Traditional view challenged for teaching handicapped
The Carnegie Council on Children has completed its work with a final dynamic report regarding handicapped children. As its other reports have done, this one as well challenges some of the more traditional assumptions about children and calls for reformed thinking (and action) to redress the wrongs long done.
Perhaps the most startling discussion is over the medical view that somehow a handicap is an illness which requires constant treatment and hence the one with the handicap is a perpetual patient.
The report challenges this notion, spelling out how this view of those with special physical characteristics causes them to suffer a lifetime of prejudice, neglect, and incompleteness. Yet, as the report argues, most handicapped children have normal intelligence, and while their steps in development may be slightly different from children without physical handicaps, they are not, of themselves, "ill" and do not need to be "cured" before they can have a full and meaningful life.
The view of those with physical handicaps which the report recommends is the one personified by Franklin Delano Roosevelt. As the report explains, he is not thought of as a crippled President, but as a great man, as a great President, who happened to be crippled. Moshe Dayan of Israel also is accorded such respect. He is not thought of as visually impaired, but as a very capable leader who happens to have sight in but one eye. The report refers, too, to Milton who was blind when he wrote the great classic "Paradise Lost," and to Beethoven who was deaf before he wrote his magnificent Ninth Symphony.
The report explores three popular notions of social, intellectual, and personality development through which normal children are said to pass, and indicates that the states and stages of development for those with handicaps may be different, but equally successful and fulfilling.
But it is quite possible, the report states, that the development of handicapped children, if nurtured and rewarded correctly, would result in the same maturity, providing handicapped young adults with fully developed personalities, active social concerns, and mature intellectual abilities.
The report comes down very hard on the misguided approach of the many professionals who work with the handicapped -- educators and doctors. While the report does not neglect to praise the professional who is sensitive and intelligent, it nevertheless probes into the professionals who do more harm than good.
That is, the professional with technical expertise oversteps his bounds, feeling that because of his special clinical knowledge it is he who knows best what a handicapped child should or should not do, should or should not aspire to be, should or should not attempt.
But, the report calls for parents and the children themselves to be the ones to make the larger social, moral, and intellectual decisions, only calling on the technical expertise of the professionals.
I was reminded when reading this section of the report of a conversation with a vice-president of a prestigious "think tank" company.
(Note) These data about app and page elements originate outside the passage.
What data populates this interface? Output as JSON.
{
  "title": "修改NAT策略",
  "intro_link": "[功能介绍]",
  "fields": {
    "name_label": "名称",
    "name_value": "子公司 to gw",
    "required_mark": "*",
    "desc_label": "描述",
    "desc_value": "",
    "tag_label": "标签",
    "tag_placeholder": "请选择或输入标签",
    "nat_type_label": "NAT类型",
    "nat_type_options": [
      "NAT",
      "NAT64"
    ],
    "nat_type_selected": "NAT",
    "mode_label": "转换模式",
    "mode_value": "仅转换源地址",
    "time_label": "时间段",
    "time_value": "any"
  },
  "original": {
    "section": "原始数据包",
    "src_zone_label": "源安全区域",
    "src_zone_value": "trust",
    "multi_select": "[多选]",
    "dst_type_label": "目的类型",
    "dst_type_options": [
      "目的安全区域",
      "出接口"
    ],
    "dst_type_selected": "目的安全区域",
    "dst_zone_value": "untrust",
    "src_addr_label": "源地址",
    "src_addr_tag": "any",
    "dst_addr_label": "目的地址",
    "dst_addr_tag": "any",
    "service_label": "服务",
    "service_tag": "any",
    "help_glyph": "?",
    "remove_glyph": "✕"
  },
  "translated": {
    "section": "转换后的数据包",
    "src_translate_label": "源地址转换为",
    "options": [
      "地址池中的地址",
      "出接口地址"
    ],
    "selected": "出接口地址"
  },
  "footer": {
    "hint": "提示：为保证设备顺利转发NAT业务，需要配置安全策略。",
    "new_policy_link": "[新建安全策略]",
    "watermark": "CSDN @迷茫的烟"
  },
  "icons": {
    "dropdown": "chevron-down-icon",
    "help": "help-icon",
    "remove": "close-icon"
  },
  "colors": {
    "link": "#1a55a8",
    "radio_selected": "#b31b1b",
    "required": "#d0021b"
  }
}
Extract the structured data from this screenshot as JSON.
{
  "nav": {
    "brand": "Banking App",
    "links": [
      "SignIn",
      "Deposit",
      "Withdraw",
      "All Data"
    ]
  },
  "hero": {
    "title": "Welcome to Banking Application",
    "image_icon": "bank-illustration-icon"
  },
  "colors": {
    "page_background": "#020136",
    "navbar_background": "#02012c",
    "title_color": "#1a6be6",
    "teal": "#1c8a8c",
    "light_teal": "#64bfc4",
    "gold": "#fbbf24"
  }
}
He was explaining that his youngest child was considered mentally handicapped and that the professionals had told him her development would lag behind that of normal children by several years.
He said: "Okay with me if she doesn't walk until she's 10. There are a great many things she can do -- and is doing -- without walking. She'll have the fullest, most wonderful life my wife and I and the other children can provide, and we'll work around her handicaps, not use them as excuses to ignore her."
Furthering this notion of parental care and concern, and of the fact that handicapped children can not only develop intellectually and socially, but can hold interesting jobs and become productive members of society, the report makes a definitive statement:
"We do not wish to idealize or romanticize the parents' strengths. But to put it bluntly, the professional exists to further the parents' vision of the handicapped child's future. Should the professional disagree with this vision, he has every right to try to persuade the parent to adopt a different view."
The report "The Unexpected Minority: Handicapped Children in America," is available in book form at local book stores and from the publisher, Harcourt Brace Jovanovich, New York. ($17.95).m